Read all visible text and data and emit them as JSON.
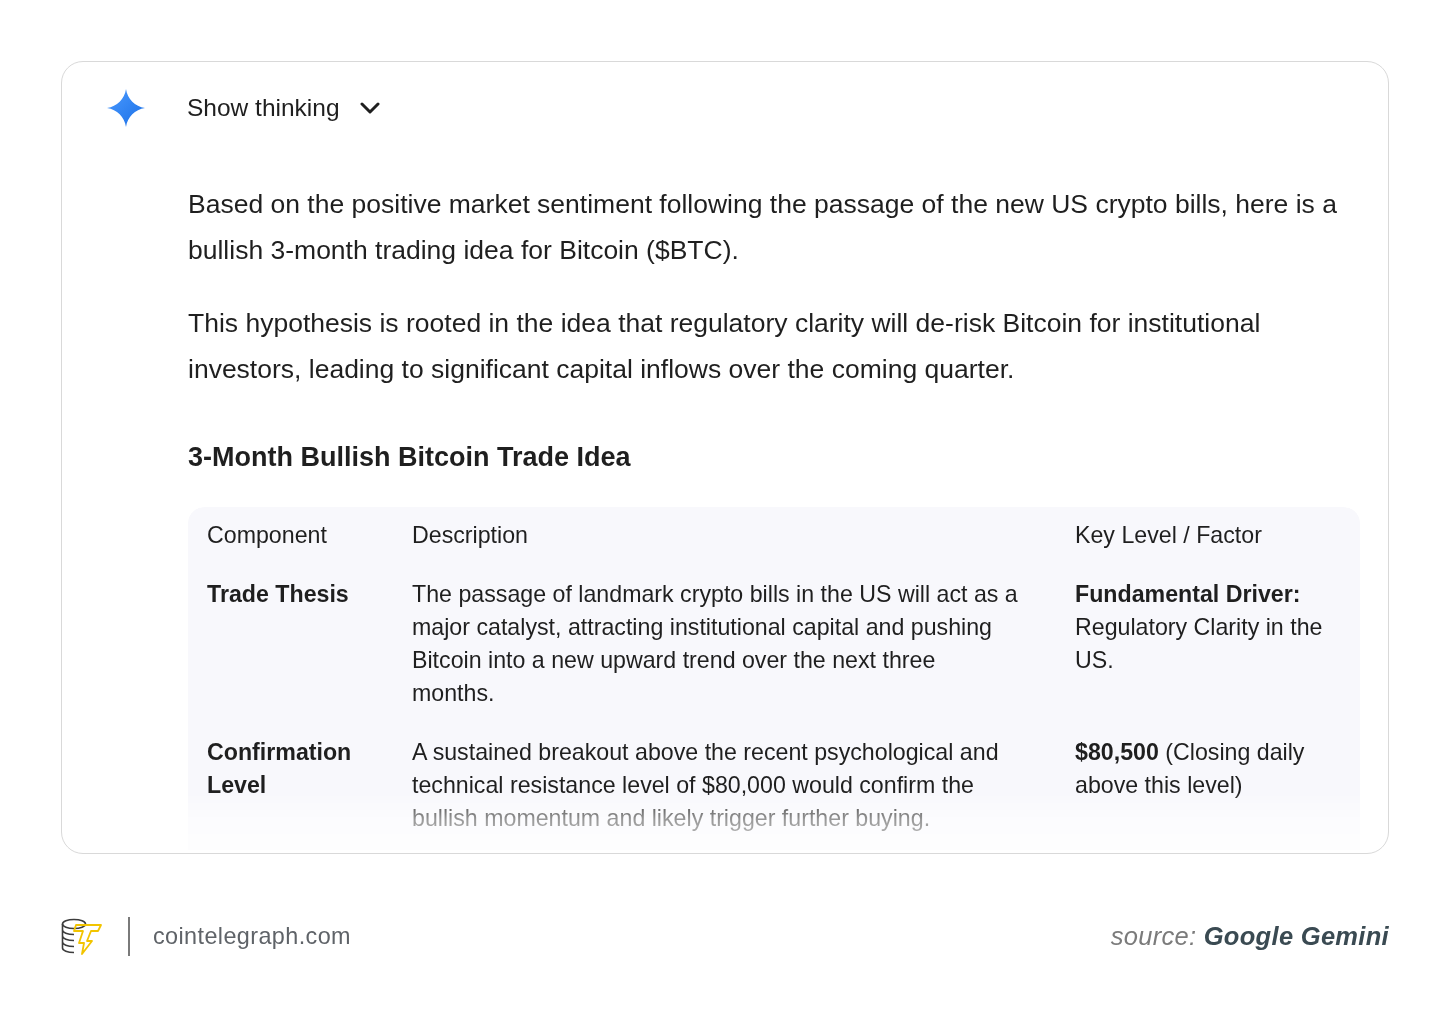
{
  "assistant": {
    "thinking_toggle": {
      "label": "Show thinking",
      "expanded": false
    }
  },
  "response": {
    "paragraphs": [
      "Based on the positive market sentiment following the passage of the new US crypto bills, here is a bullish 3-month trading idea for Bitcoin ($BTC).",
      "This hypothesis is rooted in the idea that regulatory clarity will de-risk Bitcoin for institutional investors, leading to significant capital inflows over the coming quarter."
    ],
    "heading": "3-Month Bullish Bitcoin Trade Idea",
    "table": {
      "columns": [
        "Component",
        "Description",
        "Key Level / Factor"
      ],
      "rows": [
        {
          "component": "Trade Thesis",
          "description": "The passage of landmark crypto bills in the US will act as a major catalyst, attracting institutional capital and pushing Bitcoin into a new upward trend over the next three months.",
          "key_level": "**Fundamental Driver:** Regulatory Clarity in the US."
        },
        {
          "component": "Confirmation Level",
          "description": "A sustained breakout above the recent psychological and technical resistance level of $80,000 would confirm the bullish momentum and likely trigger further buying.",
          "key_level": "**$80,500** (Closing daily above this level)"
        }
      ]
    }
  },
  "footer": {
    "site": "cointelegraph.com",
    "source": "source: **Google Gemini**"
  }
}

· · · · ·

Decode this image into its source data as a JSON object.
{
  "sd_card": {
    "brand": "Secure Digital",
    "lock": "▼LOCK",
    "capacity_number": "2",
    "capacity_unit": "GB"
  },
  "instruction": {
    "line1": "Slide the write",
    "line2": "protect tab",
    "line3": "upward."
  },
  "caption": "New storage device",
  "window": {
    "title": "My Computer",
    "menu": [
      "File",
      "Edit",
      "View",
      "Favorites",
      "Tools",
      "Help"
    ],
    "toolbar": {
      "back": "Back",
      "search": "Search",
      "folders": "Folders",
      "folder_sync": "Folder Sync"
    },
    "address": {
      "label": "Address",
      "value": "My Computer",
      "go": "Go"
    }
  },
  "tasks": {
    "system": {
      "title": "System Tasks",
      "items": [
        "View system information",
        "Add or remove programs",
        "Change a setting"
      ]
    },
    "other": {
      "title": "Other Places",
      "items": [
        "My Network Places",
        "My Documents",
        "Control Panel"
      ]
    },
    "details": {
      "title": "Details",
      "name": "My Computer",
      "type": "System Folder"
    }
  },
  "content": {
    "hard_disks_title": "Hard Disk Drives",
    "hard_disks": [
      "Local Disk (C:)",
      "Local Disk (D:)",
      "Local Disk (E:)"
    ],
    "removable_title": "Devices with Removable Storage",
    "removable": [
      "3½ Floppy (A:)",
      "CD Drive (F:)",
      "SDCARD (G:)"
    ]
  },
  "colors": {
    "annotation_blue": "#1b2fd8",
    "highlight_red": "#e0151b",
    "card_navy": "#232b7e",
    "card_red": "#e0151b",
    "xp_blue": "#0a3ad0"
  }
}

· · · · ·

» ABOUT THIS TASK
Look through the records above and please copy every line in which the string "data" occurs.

» ANSWER BOX
Read all visible text and data and emit them as JSON.
Decode this image into its source data as a JSON object.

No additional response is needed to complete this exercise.